Traditionally, many multinational enterprises have set up companies in low or no tax jurisdictions, such as Bermuda and the Cayman Islands, to hold their investments or undertake specific business activities. These jurisdictions have implemented economic substance rules since 2019 and were seen to have stepped up their enforcement actions on compliance with the substance requirement. This, coupled with the imminent implementation of a new global minimum corporate tax of 15 per cent for in-scope multinational enterprises groups, may make the proposed regime attractive to  multinational enterprises as it offers them a way to re-domicile companies incorporated in those jurisdictions to Hong Kong with minimal business disruption and in a cost-effective manner. On the other hand, Hong Kong may benefit from the increased demand for professional services, such as accounting and legal services, and increased investment and job opportunities when re-domiciled companies switch some operations to Hong Kong.
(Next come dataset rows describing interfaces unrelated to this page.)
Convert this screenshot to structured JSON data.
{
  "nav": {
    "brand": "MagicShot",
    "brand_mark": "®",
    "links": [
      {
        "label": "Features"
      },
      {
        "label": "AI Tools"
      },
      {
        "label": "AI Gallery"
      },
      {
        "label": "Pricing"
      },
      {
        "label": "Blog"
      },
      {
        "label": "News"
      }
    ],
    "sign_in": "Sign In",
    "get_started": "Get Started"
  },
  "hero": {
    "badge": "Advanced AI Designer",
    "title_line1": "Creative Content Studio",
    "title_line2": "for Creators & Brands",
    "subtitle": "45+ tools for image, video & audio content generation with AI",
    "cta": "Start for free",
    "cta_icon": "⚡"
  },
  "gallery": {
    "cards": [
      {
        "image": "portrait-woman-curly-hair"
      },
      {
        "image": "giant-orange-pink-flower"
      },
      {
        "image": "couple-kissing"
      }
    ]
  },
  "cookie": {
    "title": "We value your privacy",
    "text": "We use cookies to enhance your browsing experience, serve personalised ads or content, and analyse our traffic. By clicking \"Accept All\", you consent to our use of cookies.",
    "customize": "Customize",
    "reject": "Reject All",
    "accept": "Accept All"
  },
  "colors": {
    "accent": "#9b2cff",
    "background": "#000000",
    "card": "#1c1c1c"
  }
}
In this issue of the Journal, we have our regular article reviewing recent Board of Review decisions in the Hong Kong technical column. Also in this column, we have tax practitioners sharing with us the tax implications for SaaS business in Hong Kong and Asia-Pacific, and the new era of profits tax filing in iXBRL format. Recently, there have been a number of changes to Cambodian tax law. The belt and road column presents some useful information on doing business in Cambodia. Last but not least, we provide the 2023-24 budget proposals presented by the Institute and the
Institute’s commentaries to the 2023-24 Budget delivered by the Financial Secretary.

Finally, we would like to express our heartfelt thanks to the authors for contributing these insightful articles. Our special thanks go to the reviewers for their invaluable comments. We are of course most thankful to our readers for your continued support. We hope you will enjoy reading this issue of the Journal. We welcome any comments and suggestions to improve the content and quality of the Journal. If you have any views or suggestions on tax matters, be they policy issues or practical matters, you are most welcome to submit a letter to the editors.

The Joint Editors
July 2023